Product has been added to the basket

February 2011

Fossils of the Gault Clay

Jeremy R. Young, Andrew S. Gale, Robin I. White & Andrew B. Smith (eds); Published by: The Palaeontological Association; Publication date: 2010; ISBN: 978-1-4443-3542-2; List price: £18.00; 342 pp, 57 plates.

GaultHundreds of budding geologists in the southeast of England (including this reviewer) must have cut their teeth on the Gault Clay at Folkestone, and will have cried out for an identification manual as clear and comprehensive as this. The book is number 12 in the series produced by the Palaeontological Association on the fossils of some of Britain’s most collectable deposits, and PalAss is to be congratulated on its continuing commitment to this series.

The book, while perhaps aimed mainly at collectors (who will find it an invaluable identification guide), is also a key reference work for those interested in the ecology and systematics of this abundant Cretaceous fauna. It is comprehensive, covering all the taxonomic groups likely to be found in the Gault (including the more specialist areas of bioimmuration, bioclaustrations and bioerosive trace fossils), and ranging from calcareous nannofossils to reptiles. The quality of the black-and-white photographs is excellent, and highlights the care with which the book has been produced. Importantly, given that it is likely to be well thumbed, the book has a high-quality binding that will withstand prolonged heavy use.

The book is more than an identification guide. As well as helpful introductory material on the Gault Clay it provides very useful guidance on sample preparation for microfossils, including vertebrate teeth and other elements, and on macrofaunal ecological associations found in the Gault. It may also stimulate renewed interest in the Gault among collectors, perhaps leading to new information on some of the less well-known groups, such as bryozoa. Most chapters clearly indicate that only the most common species are described, thereby avoiding the trap of implying that all species likely to be found in the Gault are illustrated. The extensive reference list provides the reader with a way into the more extensive historic literature, which will assist those looking to identify the rarer components of the fauna.

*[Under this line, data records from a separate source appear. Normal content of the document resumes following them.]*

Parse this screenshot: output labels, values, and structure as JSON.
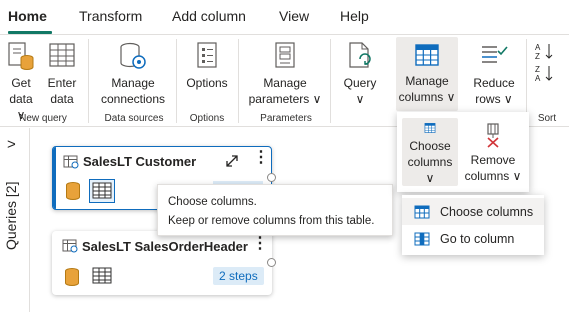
{
  "tabs": [
    "Home",
    "Transform",
    "Add column",
    "View",
    "Help"
  ],
  "ribbon": {
    "get_data": [
      "Get",
      "data ∨"
    ],
    "enter_data": [
      "Enter",
      "data"
    ],
    "manage_connections": [
      "Manage",
      "connections"
    ],
    "options": "Options",
    "manage_parameters": [
      "Manage",
      "parameters ∨"
    ],
    "query": [
      "Query",
      "∨"
    ],
    "manage_columns": [
      "Manage",
      "columns ∨"
    ],
    "reduce_rows": [
      "Reduce",
      "rows ∨"
    ],
    "groups": {
      "new_query": "New query",
      "data_sources": "Data sources",
      "options": "Options",
      "parameters": "Parameters",
      "sort": "Sort"
    }
  },
  "flyout": {
    "choose_columns": [
      "Choose",
      "columns ∨"
    ],
    "remove_columns": [
      "Remove",
      "columns ∨"
    ]
  },
  "sidebar": {
    "label": "Queries [2]",
    "toggle": ">"
  },
  "queries": [
    {
      "name": "SalesLT Customer"
    },
    {
      "name": "SalesLT SalesOrderHeader",
      "steps": "2 steps"
    }
  ],
  "tooltip": {
    "title": "Choose columns.",
    "description": "Keep or remove columns from this table."
  },
  "menu": {
    "items": [
      "Choose columns",
      "Go to column"
    ]
  },
  "colors": {
    "accent": "#117865",
    "selection": "#0f6cbd",
    "db_icon": "#e8a23a"
  }
}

Perhaps the only disappointment is the lack of guidance on curation and preservation, especially the notoriously pyrite-rot-prone nature of many ammonites on which some advice would have been welcome. However this minor omission should not detract from the value of this impressive book to amateur and professional palaeontologists alike.

Reviewed by Keith Duff,

Periglacial and Paraglacial Processes and Environments

J Knight & S Harrison (eds) Geological Society Special Publication No.320, The Geological Society of London. Publication date: 2009; ISBN: 978-1-86239-281-6; List price: £90.00; GSL Member price: £45.00 272 pp;

KnightAway from the direct influence of glaciers and ice sheets, cold climate conditions create distinctive environments characterised by intense freeze-thaw processes and permafrost. Such periglacial environments were formerly more extensive during Pleistocene glaciations both in lowland areas of the Arctic and mid-latitudes as well as in mountains. As global climate warmed spasmodically into the present interglacial, landscapes responded to the removal of land ice and permafrost melting through a sequence of complex responses, including a readjustment to high sediment availability for transport by newly developing fluvial systems. It was to this particular situation that the term ‘paraglacial’ was coined about 30 years ago. Since then the concept has been developed and extended to cover other geomorphic situations.

This SP is divided into three sections, the first dealing with periglacial environments. This is followed by a section on paraglacial processes and environments in the British Isles, and a final section relating to more general paraglacial issues. Individual papers range from subject overviews to site-specific investigations. In the opening section, a key paper is the evaluation of periglacial geomorphology from a French perspective; this provides useful discussion on global change issues and the ‘paraglacial fever’ that seems more prevalent in the British Isles.

It is to this ‘paraglacial concept’ that many of the ensuing papers are devoted, either with doctrinal adherence or with more thoughtful evaluation with respect to the environmental sensitivity of cold climates. As with many concepts, it has been redefined and extended beyond the intentions of the original authors to include a range of geomorphic situations and timescales. Thus, depending on your point of view, some papers will be observed to develop ‘paraglacial’ using the word with dogmatic zeal; while others reflect that the term is overused, adding little new understanding, particularly when it involves dropping consideration of distinctive periglacial conditions and environmental control. Here, the important paper (by Slaymaker) is a rational evaluation of the topic and raises the significant theme of disturbance regime landscapes, well developed by Hewitt in a later paper.

Overall, this is an interesting publication bringing together a number of studies that demonstrate key issues in cold-climate geomorphology and elaborate on the subject’s role, with particular reference to sensitive environmental responses to ongoing climate change. The collection provides a thoughtful commentary on the paraglacial concept.

Reviewed by Wishart A Mitchell,
Department of Geography, Durham University